3. This Court issued its decision in Eastern Enterprises nearly five years ago. The Commissioner has long since decided which assignments should and should not be vacated based on the holding in that case. It is thus unlikely that cases challenging the Commissioner's determinations as to which Coal Act assignments fall within the ambit of Eastern Enterprises will continue to arise in the future. Moreover, as the elderly beneficiary population continues to decline as a result of mortality, petitioners and other assigned companies will have to pay premiums for fewer beneficiaries with each passing year. For these reasons as well, this case presents no question of continuing importance that warrants the Court's review.

CONCLUSION

The petition for a writ of certiorari should be denied.

Respectfully submitted.

THEODORE B. OLSON
Solicitor General
ROBERT D. MCCALLUM, JR.
Assistant Attorney General
MARK B. STERN
JEFFREY CLAIR
Attorneys

MAY 2003

1 The AML Fund was established by the Surface Mining Control and Reclamation Act of 1977, 30 U.S.C. 1201 et seq., for the purpose of reclaiming and restoring land and water resources adversely affected by past coal mining. See 30 U.S.C. 1231(c). The AML Fund is financed by fees assessed on coal operators for each ton of coal produced. See 30 U.S.C. 1232(a). To date, AML Fund transfers have been sufficient to avoid the assessment of an unassigned beneficiary premium.

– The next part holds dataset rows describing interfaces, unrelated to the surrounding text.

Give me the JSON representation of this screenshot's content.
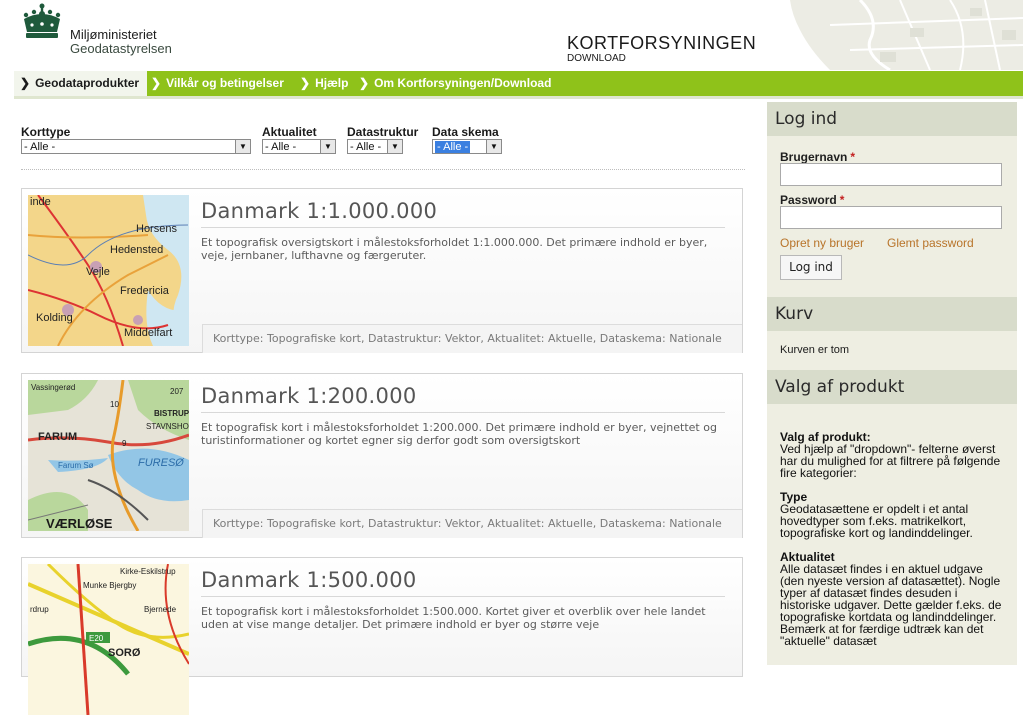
{
  "header": {
    "ministry": "Miljøministeriet",
    "agency": "Geodatastyrelsen",
    "brand": "KORTFORSYNINGEN",
    "brand_sub": "DOWNLOAD"
  },
  "nav": {
    "items": [
      {
        "label": "Geodataprodukter",
        "active": true
      },
      {
        "label": "Vilkår og betingelser",
        "active": false
      },
      {
        "label": "Hjælp",
        "active": false
      },
      {
        "label": "Om Kortforsyningen/Download",
        "active": false
      }
    ],
    "chevron": "❯"
  },
  "filters": [
    {
      "label": "Korttype",
      "value": "- Alle -"
    },
    {
      "label": "Aktualitet",
      "value": "- Alle -"
    },
    {
      "label": "Datastruktur",
      "value": "- Alle -"
    },
    {
      "label": "Data skema",
      "value": "- Alle -"
    }
  ],
  "products": [
    {
      "title": "Danmark 1:1.000.000",
      "description": "Et topografisk oversigtskort i målestoksforholdet 1:1.000.000. Det primære indhold er byer, veje, jernbaner, lufthavne og færgeruter.",
      "meta": "Korttype: Topografiske kort, Datastruktur: Vektor, Aktualitet: Aktuelle, Dataskema: Nationale",
      "thumb_labels": [
        "inde",
        "Horsens",
        "Hedensted",
        "Vejle",
        "Fredericia",
        "Kolding",
        "Middelfart"
      ]
    },
    {
      "title": "Danmark 1:200.000",
      "description": "Et topografisk kort i målestoksforholdet 1:200.000. Det primære indhold er byer, vejnettet og turistinformationer og kortet egner sig derfor godt som oversigtskort",
      "meta": "Korttype: Topografiske kort, Datastruktur: Vektor, Aktualitet: Aktuelle, Dataskema: Nationale",
      "thumb_labels": [
        "Vassingerød",
        "FARUM",
        "BISTRUP",
        "STAVNSHOLT",
        "Farum Sø",
        "FURESØ",
        "VÆRLØSE",
        "10",
        "9",
        "207"
      ]
    },
    {
      "title": "Danmark 1:500.000",
      "description": "Et topografisk kort i målestoksforholdet 1:500.000. Kortet giver et overblik over hele landet uden at vise mange detaljer. Det primære indhold er byer og større veje",
      "meta": "",
      "thumb_labels": [
        "Kirke-Eskilstrup",
        "Munke Bjergby",
        "Bjernede",
        "E20",
        "SORØ",
        "rdrup"
      ]
    }
  ],
  "sidebar": {
    "login_title": "Log ind",
    "username_label": "Brugernavn",
    "password_label": "Password",
    "required_mark": "*",
    "new_user_link": "Opret ny bruger",
    "forgot_link": "Glemt password",
    "login_button": "Log ind",
    "basket_title": "Kurv",
    "basket_text": "Kurven er tom",
    "selection_title": "Valg af produkt",
    "help": {
      "intro_title": "Valg af produkt:",
      "intro_text": "Ved hjælp af \"dropdown\"- felterne øverst har du mulighed for at filtrere på følgende fire kategorier:",
      "type_title": "Type",
      "type_text": "Geodatasættene er opdelt i et antal hovedtyper som f.eks. matrikelkort, topografiske kort og landinddelinger.",
      "actual_title": "Aktualitet",
      "actual_text": "Alle datasæt findes i en aktuel udgave (den nyeste version af datasættet). Nogle typer af datasæt findes desuden i historiske udgaver. Dette gælder f.eks. de topografiske kortdata og landinddelinger. Bemærk at for færdige udtræk kan det \"aktuelle\" datasæt"
    }
  },
  "colors": {
    "nav_green": "#8fc21a",
    "crown_green": "#1f5a3c",
    "link_orange": "#b8742a",
    "sidebar_bg": "#eeeee2",
    "sidebar_head": "#d8dccb"
  },
  "icons": {
    "logo": "crown-icon",
    "chevron": "chevron-right-icon",
    "dropdown": "triangle-down-icon"
  }
}
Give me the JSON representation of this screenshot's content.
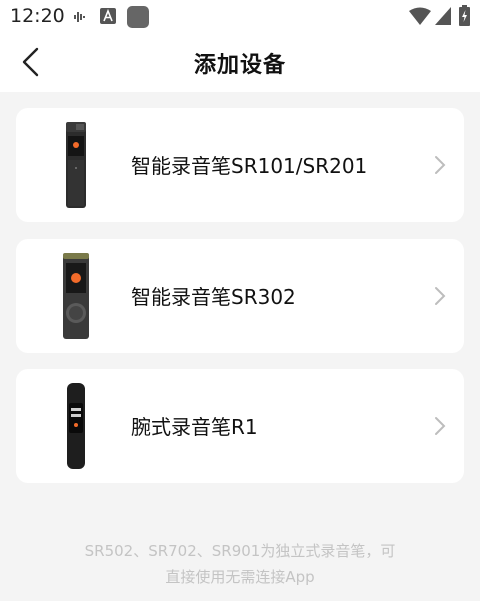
{
  "status_bar": {
    "time": "12:20",
    "icons": [
      "signal-wave-icon",
      "font-app-icon",
      "app-square-icon",
      "wifi-icon",
      "cellular-icon",
      "battery-charging-icon"
    ]
  },
  "header": {
    "back_icon": "chevron-left-icon",
    "title": "添加设备"
  },
  "devices": [
    {
      "label": "智能录音笔SR101/SR201",
      "icon": "recorder-sr101-image"
    },
    {
      "label": "智能录音笔SR302",
      "icon": "recorder-sr302-image"
    },
    {
      "label": "腕式录音笔R1",
      "icon": "wrist-recorder-r1-image"
    }
  ],
  "footer": {
    "line1": "SR502、SR702、SR901为独立式录音笔，可",
    "line2": "直接使用无需连接App"
  },
  "colors": {
    "background": "#f4f4f4",
    "card": "#ffffff",
    "text": "#111111",
    "hint_text": "#c4c4c4",
    "chevron": "#bdbdbd",
    "accent_orange": "#f26b2a"
  }
}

2 Although Eastern had a subsidiary, Eastern Associated Coal Corporation (EACC), that had signed NBCWAs in 1974 and thereafter, Eastern had sold all of its interest in EACC in 1987. 524 U.S. at 516 (plurality opinion); see 26 U.S.C. 9701(c)(2)(B) (related person status is determined as of July 20, 1992, unless coal operator went out of business earlier). Because EACC was not a "related person" to Eastern within the meaning of the Coal Act, the Commissioner had not made assignments to Eastern based on its relationship to EACC. See 524 U.S. at 530 (plurality opinion).